- Written Tasks: 10% + 10%, 4 produced and 2 submitted. One WT is an essay, the other a creative assignment.
- Individual Oral (oral exam): 15%, on a passage of a Part 4 text with two guiding questions
- Further Oral: 15% (= presentation).
- Part 1: Language in cultural context: Here, we explore how language develops in specific cultural contexts, how language shapes individual and group identity, the impact of language changes, etc.
- Part 2: Language and mass communication deals with language use in mass media such as newspapers, magazines, the Internet (for example, social networking, blogs, youtube), cellphones, movies, etc. We examine different forms of communication, the potential for educational, political, or ideological influence, and the way mass media use language and image to inform, persuade, or entertain.
- Part 3: Literature—texts and contexts. In this Part of the class we consider the relationship between literature and issues at large, such as gender, power, identity, literary, and cultural traditions. Translated texts encourage students to reflect on their own cultural assumptions through an examination of work produced in other cultures.
- Part 4: Literature—critical study. Considering that close reading is a core skill in the understanding and reasonable interpretation of literature this Part of the curriculum aims to develop student awareness of the rich complexities of texts and the intricacies of their construction. We explore literary works in detail, analyse elements such as theme, the ethical stance, or moral value, and study the appropriate use of literary terms.

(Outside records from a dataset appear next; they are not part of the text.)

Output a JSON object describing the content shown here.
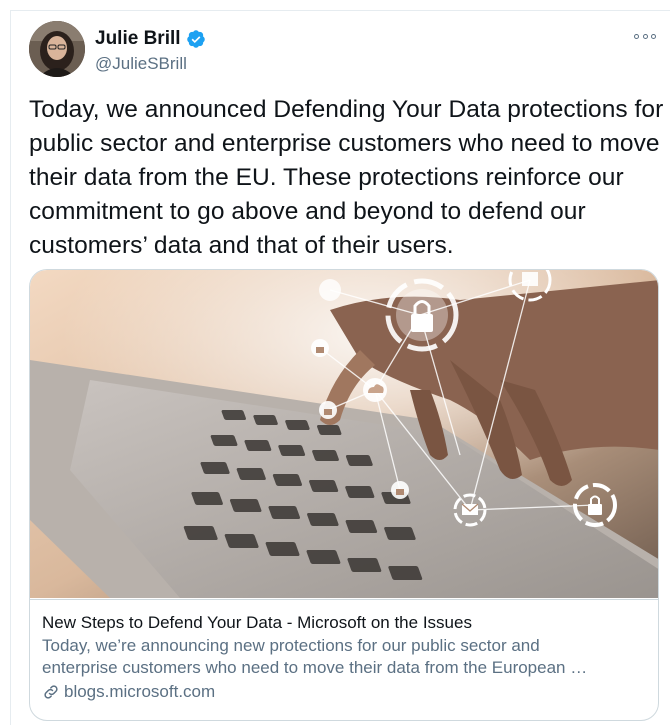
{
  "author": {
    "display_name": "Julie Brill",
    "handle": "@JulieSBrill",
    "verified": true,
    "avatar_icon": "profile-photo"
  },
  "more_icon": "more-options-icon",
  "tweet": {
    "text": "Today, we announced Defending Your Data protections for public sector and enterprise customers who need to move their data from the EU. These protections reinforce our commitment to go above and beyond to defend our customers’ data and that of their users."
  },
  "card": {
    "title": "New Steps to Defend Your Data - Microsoft on the Issues",
    "description_line1": "Today, we’re announcing new protections for our public sector and",
    "description_line2": "enterprise customers who need to move their data from the European …",
    "domain": "blogs.microsoft.com",
    "image_icons": [
      "lock-icon",
      "cloud-icon",
      "mail-icon",
      "server-icon"
    ]
  },
  "colors": {
    "text": "#0f1419",
    "secondary": "#5b7083",
    "verified": "#1da1f2",
    "border": "#cfd9de"
  }
}
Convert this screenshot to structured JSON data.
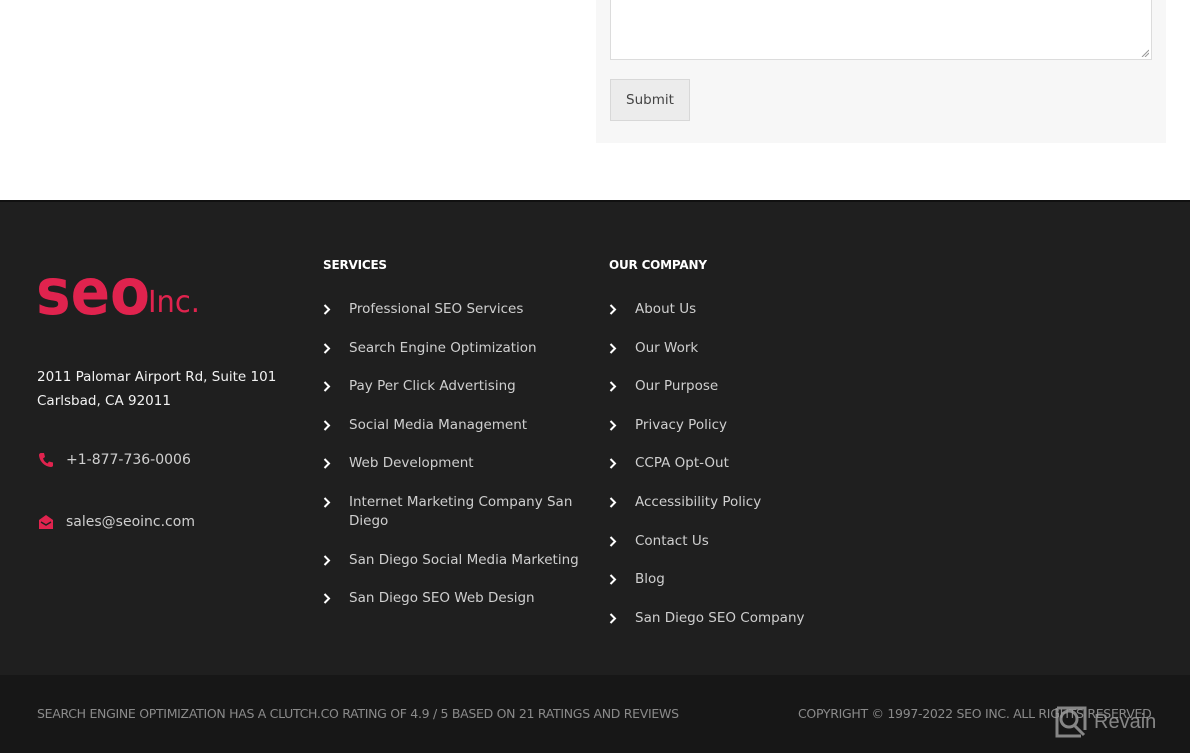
{
  "form": {
    "submit_label": "Submit"
  },
  "brand": {
    "logo_main": "seo",
    "logo_suffix": "Inc.",
    "accent_color": "#e0234e"
  },
  "contact": {
    "address_line1": "2011 Palomar Airport Rd, Suite 101",
    "address_line2": "Carlsbad, CA 92011",
    "phone": "+1-877-736-0006",
    "phone_icon": "phone-icon",
    "email": "sales@seoinc.com",
    "email_icon": "envelope-open-icon"
  },
  "services": {
    "title": "SERVICES",
    "items": [
      {
        "label": "Professional SEO Services"
      },
      {
        "label": "Search Engine Optimization"
      },
      {
        "label": "Pay Per Click Advertising"
      },
      {
        "label": "Social Media Management"
      },
      {
        "label": "Web Development"
      },
      {
        "label": "Internet Marketing Company San Diego"
      },
      {
        "label": "San Diego Social Media Marketing"
      },
      {
        "label": "San Diego SEO Web Design"
      }
    ]
  },
  "company": {
    "title": "OUR COMPANY",
    "items": [
      {
        "label": "About Us"
      },
      {
        "label": "Our Work"
      },
      {
        "label": "Our Purpose"
      },
      {
        "label": "Privacy Policy"
      },
      {
        "label": "CCPA Opt-Out"
      },
      {
        "label": "Accessibility Policy"
      },
      {
        "label": "Contact Us"
      },
      {
        "label": "Blog"
      },
      {
        "label": "San Diego SEO Company"
      }
    ]
  },
  "bottom": {
    "rating_text": "SEARCH ENGINE OPTIMIZATION HAS A CLUTCH.CO RATING OF 4.9 / 5 BASED ON 21 RATINGS AND REVIEWS",
    "copyright_text": "COPYRIGHT © 1997-2022 SEO INC. ALL RIGHTS RESERVED",
    "watermark_text": "Revain"
  }
}
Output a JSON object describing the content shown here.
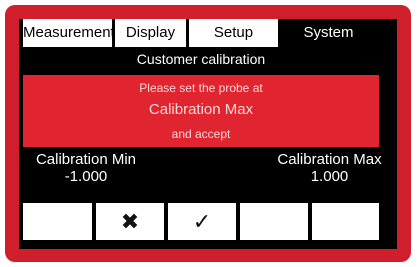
{
  "tabs": [
    {
      "label": "Measurement"
    },
    {
      "label": "Display"
    },
    {
      "label": "Setup"
    },
    {
      "label": "System"
    }
  ],
  "screen_title": "Customer calibration",
  "prompt": {
    "line1": "Please set the probe at",
    "line2": "Calibration Max",
    "line3": "and accept"
  },
  "calibration": {
    "min_label": "Calibration Min",
    "min_value": "-1.000",
    "max_label": "Calibration Max",
    "max_value": "1.000"
  },
  "softkeys": {
    "cancel_symbol": "✖",
    "accept_symbol": "✓"
  },
  "colors": {
    "frame": "#cf1f2d",
    "banner": "#e12530",
    "screen": "#000000"
  }
}
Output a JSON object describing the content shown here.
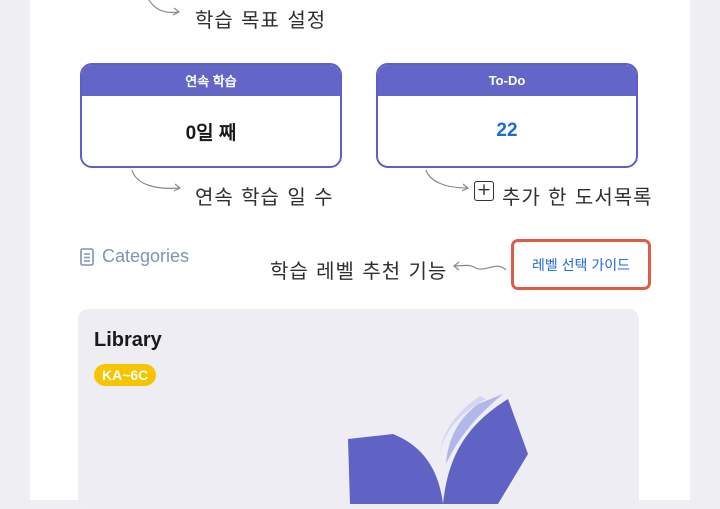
{
  "annotations": {
    "goal_setting": "학습 목표 설정",
    "streak_days": "연속 학습 일 수",
    "added_books": "추가 한 도서목록",
    "level_recommend": "학습 레벨 추천 기능"
  },
  "cards": {
    "streak": {
      "title": "연속 학습",
      "value": "0일 째"
    },
    "todo": {
      "title": "To-Do",
      "value": "22"
    }
  },
  "plus_symbol": "+",
  "categories": {
    "label": "Categories",
    "icon": "document-icon"
  },
  "guide_button": {
    "label": "레벨 선택 가이드"
  },
  "library": {
    "title": "Library",
    "badge": "KA~6C",
    "icon": "book-icon"
  },
  "colors": {
    "primary": "#6366c6",
    "todo_value": "#1e6ad8",
    "highlight_border": "#e05a45",
    "badge": "#f7c500"
  }
}
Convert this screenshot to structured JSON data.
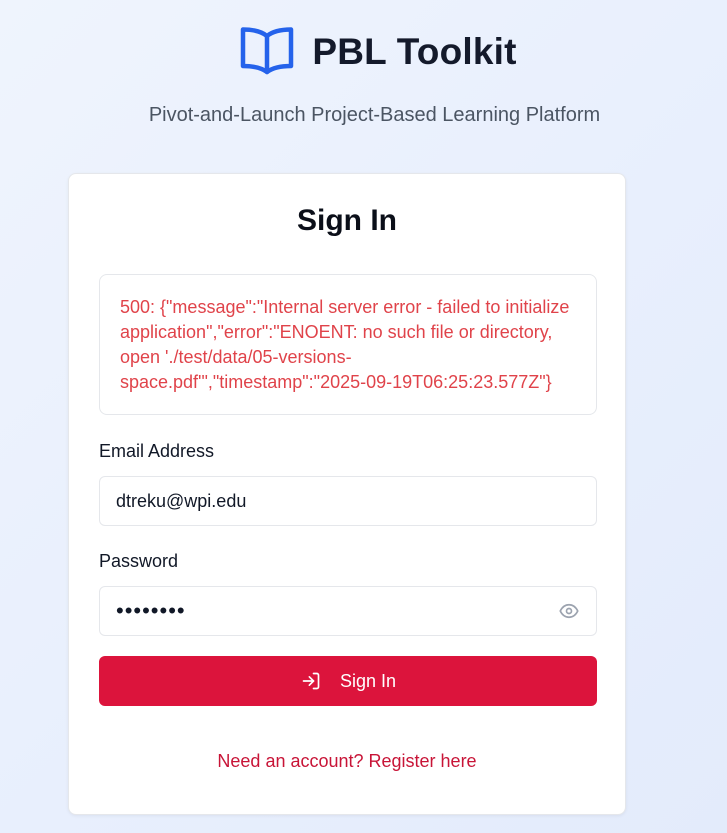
{
  "brand": {
    "title": "PBL Toolkit",
    "icon": "book-open-icon",
    "icon_color": "#2563eb"
  },
  "subtitle": "Pivot-and-Launch Project-Based Learning Platform",
  "form": {
    "title": "Sign In",
    "error_message": "500: {\"message\":\"Internal server error - failed to initialize application\",\"error\":\"ENOENT: no such file or directory, open './test/data/05-versions-space.pdf'\",\"timestamp\":\"2025-09-19T06:25:23.577Z\"}",
    "email": {
      "label": "Email Address",
      "value": "dtreku@wpi.edu"
    },
    "password": {
      "label": "Password",
      "masked_value": "••••••••",
      "toggle_icon": "eye-icon"
    },
    "submit": {
      "label": "Sign In",
      "icon": "log-in-icon"
    },
    "register_link": "Need an account? Register here"
  },
  "colors": {
    "accent": "#dc143c",
    "error_text": "#e0434a",
    "link": "#c81437",
    "brand_blue": "#2563eb"
  }
}
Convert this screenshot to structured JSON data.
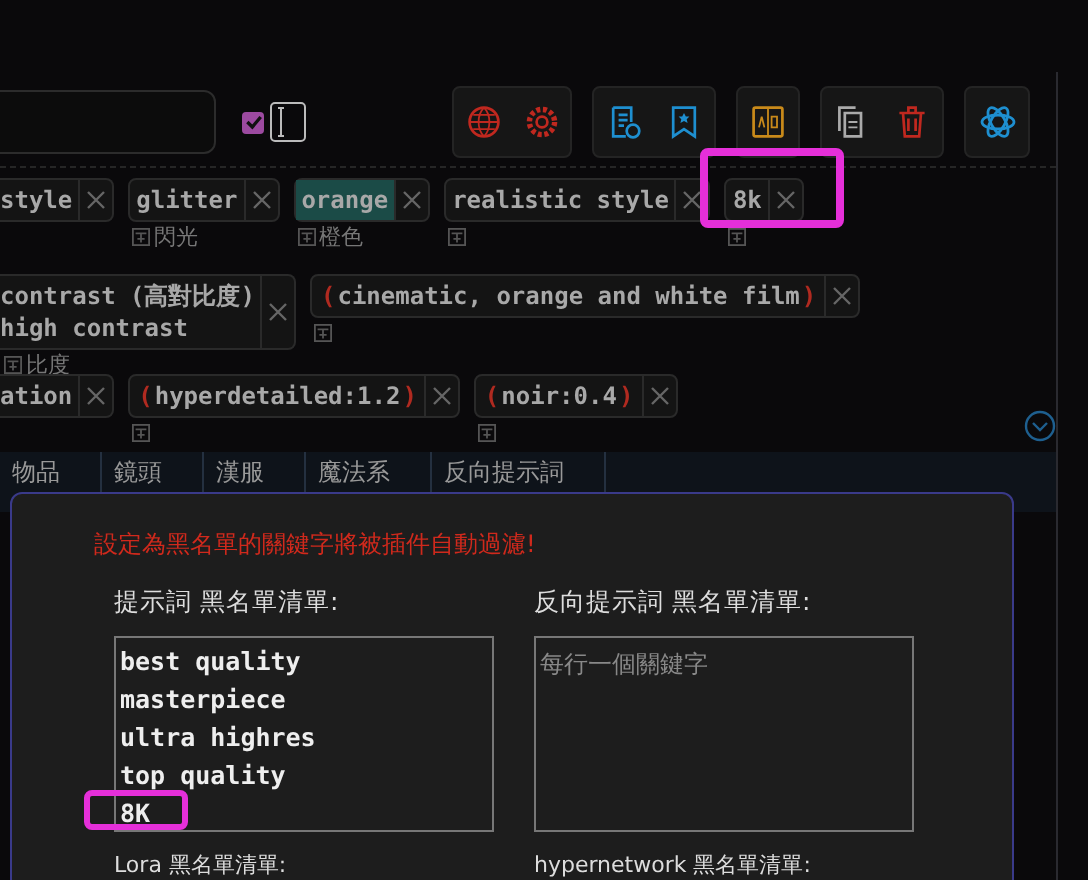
{
  "toolbar": {
    "search_checkbox": {
      "checked": true
    }
  },
  "tag_rows": [
    {
      "tags": [
        {
          "kind": "plain",
          "lines": [
            "style"
          ],
          "highlighted": false,
          "translated": false
        },
        {
          "kind": "plain",
          "lines": [
            "glitter"
          ],
          "highlighted": false,
          "translated": true,
          "translation": "閃光"
        },
        {
          "kind": "plain",
          "lines": [
            "orange"
          ],
          "highlighted": true,
          "translated": true,
          "translation": "橙色"
        },
        {
          "kind": "plain",
          "lines": [
            "realistic style"
          ],
          "highlighted": false,
          "translated": true
        },
        {
          "kind": "plain",
          "lines": [
            "8k"
          ],
          "highlighted": false,
          "translated": true
        }
      ]
    },
    {
      "tags": [
        {
          "kind": "plain",
          "lines": [
            "contrast (高對比度)",
            "high contrast"
          ],
          "highlighted": false,
          "translated": true,
          "translation": "比度"
        },
        {
          "kind": "weighted",
          "prefix": "(",
          "lines": [
            "cinematic, orange and white film"
          ],
          "suffix": ")",
          "highlighted": false,
          "translated": true
        }
      ]
    },
    {
      "tags": [
        {
          "kind": "plain",
          "lines": [
            "ation"
          ],
          "highlighted": false,
          "translated": false
        },
        {
          "kind": "weighted",
          "prefix": "(",
          "lines": [
            "hyperdetailed:1.2"
          ],
          "suffix": ")",
          "highlighted": false,
          "translated": true
        },
        {
          "kind": "weighted",
          "prefix": "(",
          "lines": [
            "noir:0.4"
          ],
          "suffix": ")",
          "highlighted": false,
          "translated": true
        }
      ]
    }
  ],
  "tabs": [
    {
      "label": "物品",
      "selected": false
    },
    {
      "label": "鏡頭",
      "selected": false
    },
    {
      "label": "漢服",
      "selected": false
    },
    {
      "label": "魔法系",
      "selected": false
    },
    {
      "label": "反向提示詞",
      "selected": false
    }
  ],
  "dialog": {
    "warning": "設定為黑名單的關鍵字將被插件自動過濾!",
    "lists": [
      {
        "label": "提示詞 黑名單清單:",
        "lines": [
          "best quality",
          "masterpiece",
          "ultra highres",
          "top quality",
          "8K"
        ]
      },
      {
        "label": "反向提示詞 黑名單清單:",
        "placeholder": "每行一個關鍵字"
      }
    ],
    "more_labels": [
      "Lora 黑名單清單:",
      "hypernetwork 黑名單清單:"
    ]
  }
}
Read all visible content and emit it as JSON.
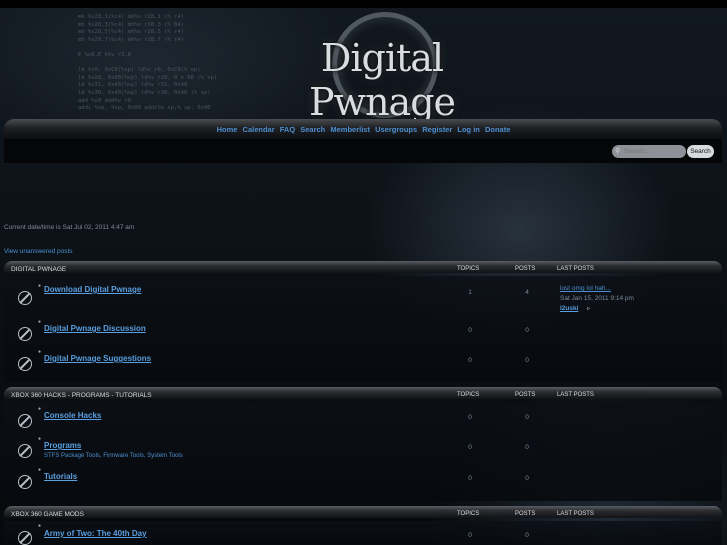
{
  "header": {
    "logo_text": "Digital Pwnage",
    "code_lines": "mk %v28,1(%c4) mk%v r28.1 (% r4)\nmb %v28,3(%c4) mb%v r28.3 (% B4)\nmb %v28,5(%c4) mk%v r28.5 (% r4)\nmb %v29,7(%c4) mk%v r28.7 (% r4)\n\nE %v8,E b%v r3,8\n\nld %v0, 0xC0(%sp) ld%v r0, 0xC0(% sp)\nld %v28, 0x08(%sp) ld%v r28, 0 x 08 (% sp)\nld %v31, 0x48(%sp) ld%v r31, 0x48\nld %v30, 0x40(%sp) ld%v r30, 0x40 (% sp)\nadd %v0 add%v r0\naddi %sp, %sp, 0x80 addi%v sp,% sp, 0x80\n\nBLR"
  },
  "nav": {
    "items": [
      "Home",
      "Calendar",
      "FAQ",
      "Search",
      "Memberlist",
      "Usergroups",
      "Register",
      "Log in",
      "Donate"
    ]
  },
  "search": {
    "placeholder": "Search...",
    "button_label": "Search"
  },
  "datetime": "Current date/time is Sat Jul 02, 2011 4:47 am",
  "unanswered_link": "View unanswered posts",
  "columns": {
    "topics": "TOPICS",
    "posts": "POSTS",
    "last_posts": "LAST POSTS"
  },
  "categories": [
    {
      "title": "DIGITAL PWNAGE",
      "forums": [
        {
          "title": "Download Digital Pwnage",
          "desc": "",
          "topics": "1",
          "posts": "4",
          "last_post": {
            "title": "lost omg lol hah...",
            "date": "Sat Jan 15, 2011 9:14 pm",
            "user": "l2uski"
          }
        },
        {
          "title": "Digital Pwnage Discussion",
          "desc": "",
          "topics": "0",
          "posts": "0"
        },
        {
          "title": "Digital Pwnage Suggestions",
          "desc": "",
          "topics": "0",
          "posts": "0"
        }
      ]
    },
    {
      "title": "XBOX 360 HACKS - PROGRAMS - TUTORIALS",
      "forums": [
        {
          "title": "Console Hacks",
          "desc": "",
          "topics": "0",
          "posts": "0"
        },
        {
          "title": "Programs",
          "desc": "STFS Package Tools, Firmware Tools, System Tools",
          "topics": "0",
          "posts": "0"
        },
        {
          "title": "Tutorials",
          "desc": "",
          "topics": "0",
          "posts": "0"
        }
      ]
    },
    {
      "title": "XBOX 360 GAME MODS",
      "forums": [
        {
          "title": "Army of Two: The 40th Day",
          "desc": "",
          "topics": "0",
          "posts": "0"
        }
      ]
    }
  ]
}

2011- 2013 course
The 2011 – 2013 course may serve as one example of A LangLit HL English. Since we aim to integrate student input, experiences, individual expertise, and suggestions the course is subject to change and updates.
Part 1 Language in cultural context:
- Language in translation
- Language and power (propaganda, linguistic imperialism, etc.)
- Language and gender (inequality, constructions of masculinity and femininity)
- Language and communities (subcultures; nation / region). As a sub-topic: language and social relations (social and professional status, slang, race)
- maybe: language and the individual (multi- and bilingualism, language profile, identity)
Part 2: Language and mass communication:
- Language and political campaign / Language and the state: election campaigns, propaganda, speeches
- Persuasive language: e.g. advertising
- Media control
Part 3: Literature: texts and contexts:
- SALINGER, J.D.: The Catcher in the Rye
- IBSEN, Henrik: A Doll's House.
- SHAKESPEARE, William: Macbeth.
Part 4: Critical study:
- TWAIN, Mark: The Adventures of Huckleberry Finn.
- MILLER, Arthur: Death of a Salesman.
- GORDIMER, Nadine: The Pickup.
This is a course for the ambitious designed for native speakers, near-natives and multilingual learners. It requires genuine interest in literature, a wide range of texts, and the media, commitment, the willingness to work hard and develop independent initiative, and a high degree of responsibility. If you prefer the passive consumption of easily digestible bits of knowledge output and rather have the teachers drag you towards graduation day think twice about enrolling in this course.
Otherwise consider yourself lucky and join us:
Welcome to A LangLit!